TO DO >> Output the listing below, all of it, exactly as given.

DATA SUPPLIED >>
========

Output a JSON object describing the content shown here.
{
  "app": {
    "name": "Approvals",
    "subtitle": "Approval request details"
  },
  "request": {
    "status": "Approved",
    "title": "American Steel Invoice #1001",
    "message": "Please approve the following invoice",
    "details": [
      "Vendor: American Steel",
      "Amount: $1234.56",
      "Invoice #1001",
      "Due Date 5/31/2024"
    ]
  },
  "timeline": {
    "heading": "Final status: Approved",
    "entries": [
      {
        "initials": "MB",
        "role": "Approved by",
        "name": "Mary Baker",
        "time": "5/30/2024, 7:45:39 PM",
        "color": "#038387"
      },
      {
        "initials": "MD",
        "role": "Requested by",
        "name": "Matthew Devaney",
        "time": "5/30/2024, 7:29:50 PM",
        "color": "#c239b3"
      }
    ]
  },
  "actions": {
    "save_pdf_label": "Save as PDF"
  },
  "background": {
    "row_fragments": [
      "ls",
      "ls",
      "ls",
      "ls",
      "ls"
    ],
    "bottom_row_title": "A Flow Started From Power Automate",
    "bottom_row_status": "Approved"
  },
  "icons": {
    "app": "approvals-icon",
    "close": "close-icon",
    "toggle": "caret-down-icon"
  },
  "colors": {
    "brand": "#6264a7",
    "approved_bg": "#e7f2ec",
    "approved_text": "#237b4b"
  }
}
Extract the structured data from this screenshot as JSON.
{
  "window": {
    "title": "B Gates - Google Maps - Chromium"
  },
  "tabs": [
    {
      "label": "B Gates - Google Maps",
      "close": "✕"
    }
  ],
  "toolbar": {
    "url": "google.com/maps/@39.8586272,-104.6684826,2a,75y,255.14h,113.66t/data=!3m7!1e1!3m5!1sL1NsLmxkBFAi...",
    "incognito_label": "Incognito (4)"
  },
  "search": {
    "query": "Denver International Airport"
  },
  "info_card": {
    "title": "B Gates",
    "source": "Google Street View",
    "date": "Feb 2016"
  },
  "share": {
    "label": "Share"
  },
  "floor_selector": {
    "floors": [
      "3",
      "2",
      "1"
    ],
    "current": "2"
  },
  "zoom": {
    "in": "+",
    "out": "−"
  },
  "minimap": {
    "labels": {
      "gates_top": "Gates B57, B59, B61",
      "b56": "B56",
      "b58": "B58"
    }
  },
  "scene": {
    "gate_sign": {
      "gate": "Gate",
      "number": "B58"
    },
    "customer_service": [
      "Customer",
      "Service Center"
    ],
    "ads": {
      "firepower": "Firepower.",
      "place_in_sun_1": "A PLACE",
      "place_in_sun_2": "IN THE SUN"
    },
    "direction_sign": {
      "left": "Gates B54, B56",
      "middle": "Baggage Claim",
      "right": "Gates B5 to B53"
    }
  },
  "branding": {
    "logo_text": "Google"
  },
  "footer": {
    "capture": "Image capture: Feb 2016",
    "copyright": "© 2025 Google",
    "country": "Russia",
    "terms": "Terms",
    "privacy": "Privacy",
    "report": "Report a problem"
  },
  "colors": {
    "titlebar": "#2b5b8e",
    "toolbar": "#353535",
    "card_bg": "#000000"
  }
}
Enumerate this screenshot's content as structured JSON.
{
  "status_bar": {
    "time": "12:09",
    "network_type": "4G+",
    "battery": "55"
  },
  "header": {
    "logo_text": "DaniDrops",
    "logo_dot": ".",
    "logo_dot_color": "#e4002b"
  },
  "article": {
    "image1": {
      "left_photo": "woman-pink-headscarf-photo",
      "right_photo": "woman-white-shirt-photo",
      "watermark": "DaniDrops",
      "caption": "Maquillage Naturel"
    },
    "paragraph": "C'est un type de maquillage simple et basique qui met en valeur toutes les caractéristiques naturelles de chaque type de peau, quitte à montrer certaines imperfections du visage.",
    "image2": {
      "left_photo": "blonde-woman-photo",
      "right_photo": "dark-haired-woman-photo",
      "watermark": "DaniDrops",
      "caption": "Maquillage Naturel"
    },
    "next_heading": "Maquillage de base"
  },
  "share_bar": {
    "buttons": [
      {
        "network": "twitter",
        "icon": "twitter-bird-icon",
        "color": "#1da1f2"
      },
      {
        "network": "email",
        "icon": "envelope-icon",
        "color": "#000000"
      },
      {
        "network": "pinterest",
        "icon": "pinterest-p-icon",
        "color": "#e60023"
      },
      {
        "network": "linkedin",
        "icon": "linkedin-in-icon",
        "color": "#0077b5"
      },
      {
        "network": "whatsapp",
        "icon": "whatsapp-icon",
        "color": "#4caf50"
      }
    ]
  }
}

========

RESPONSE BELOW >>
Output a JSON object describing the content shown here.
{
  "app": {
    "name": "Approvals",
    "subtitle": "Approval request details"
  },
  "request": {
    "status": "Approved",
    "title": "American Steel Invoice #1001",
    "message": "Please approve the following invoice",
    "details": [
      "Vendor: American Steel",
      "Amount: $1234.56",
      "Invoice #1001",
      "Due Date 5/31/2024"
    ]
  },
  "timeline": {
    "heading": "Final status: Approved",
    "entries": [
      {
        "initials": "MB",
        "role": "Approved by",
        "name": "Mary Baker",
        "time": "5/30/2024, 7:45:39 PM",
        "color": "#038387"
      },
      {
        "initials": "MD",
        "role": "Requested by",
        "name": "Matthew Devaney",
        "time": "5/30/2024, 7:29:50 PM",
        "color": "#c239b3"
      }
    ]
  },
  "actions": {
    "save_pdf_label": "Save as PDF"
  },
  "background": {
    "row_fragments": [
      "ls",
      "ls",
      "ls",
      "ls",
      "ls"
    ],
    "bottom_row_title": "A Flow Started From Power Automate",
    "bottom_row_status": "Approved"
  },
  "icons": {
    "app": "approvals-icon",
    "close": "close-icon",
    "toggle": "caret-down-icon"
  },
  "colors": {
    "brand": "#6264a7",
    "approved_bg": "#e7f2ec",
    "approved_text": "#237b4b"
  }
}
Extract the structured data from this screenshot as JSON.
{
  "window": {
    "title": "B Gates - Google Maps - Chromium"
  },
  "tabs": [
    {
      "label": "B Gates - Google Maps",
      "close": "✕"
    }
  ],
  "toolbar": {
    "url": "google.com/maps/@39.8586272,-104.6684826,2a,75y,255.14h,113.66t/data=!3m7!1e1!3m5!1sL1NsLmxkBFAi...",
    "incognito_label": "Incognito (4)"
  },
  "search": {
    "query": "Denver International Airport"
  },
  "info_card": {
    "title": "B Gates",
    "source": "Google Street View",
    "date": "Feb 2016"
  },
  "share": {
    "label": "Share"
  },
  "floor_selector": {
    "floors": [
      "3",
      "2",
      "1"
    ],
    "current": "2"
  },
  "zoom": {
    "in": "+",
    "out": "−"
  },
  "minimap": {
    "labels": {
      "gates_top": "Gates B57, B59, B61",
      "b56": "B56",
      "b58": "B58"
    }
  },
  "scene": {
    "gate_sign": {
      "gate": "Gate",
      "number": "B58"
    },
    "customer_service": [
      "Customer",
      "Service Center"
    ],
    "ads": {
      "firepower": "Firepower.",
      "place_in_sun_1": "A PLACE",
      "place_in_sun_2": "IN THE SUN"
    },
    "direction_sign": {
      "left": "Gates B54, B56",
      "middle": "Baggage Claim",
      "right": "Gates B5 to B53"
    }
  },
  "branding": {
    "logo_text": "Google"
  },
  "footer": {
    "capture": "Image capture: Feb 2016",
    "copyright": "© 2025 Google",
    "country": "Russia",
    "terms": "Terms",
    "privacy": "Privacy",
    "report": "Report a problem"
  },
  "colors": {
    "titlebar": "#2b5b8e",
    "toolbar": "#353535",
    "card_bg": "#000000"
  }
}
Enumerate this screenshot's content as structured JSON.
{
  "status_bar": {
    "time": "12:09",
    "network_type": "4G+",
    "battery": "55"
  },
  "header": {
    "logo_text": "DaniDrops",
    "logo_dot": ".",
    "logo_dot_color": "#e4002b"
  },
  "article": {
    "image1": {
      "left_photo": "woman-pink-headscarf-photo",
      "right_photo": "woman-white-shirt-photo",
      "watermark": "DaniDrops",
      "caption": "Maquillage Naturel"
    },
    "paragraph": "C'est un type de maquillage simple et basique qui met en valeur toutes les caractéristiques naturelles de chaque type de peau, quitte à montrer certaines imperfections du visage.",
    "image2": {
      "left_photo": "blonde-woman-photo",
      "right_photo": "dark-haired-woman-photo",
      "watermark": "DaniDrops",
      "caption": "Maquillage Naturel"
    },
    "next_heading": "Maquillage de base"
  },
  "share_bar": {
    "buttons": [
      {
        "network": "twitter",
        "icon": "twitter-bird-icon",
        "color": "#1da1f2"
      },
      {
        "network": "email",
        "icon": "envelope-icon",
        "color": "#000000"
      },
      {
        "network": "pinterest",
        "icon": "pinterest-p-icon",
        "color": "#e60023"
      },
      {
        "network": "linkedin",
        "icon": "linkedin-in-icon",
        "color": "#0077b5"
      },
      {
        "network": "whatsapp",
        "icon": "whatsapp-icon",
        "color": "#4caf50"
      }
    ]
  }
}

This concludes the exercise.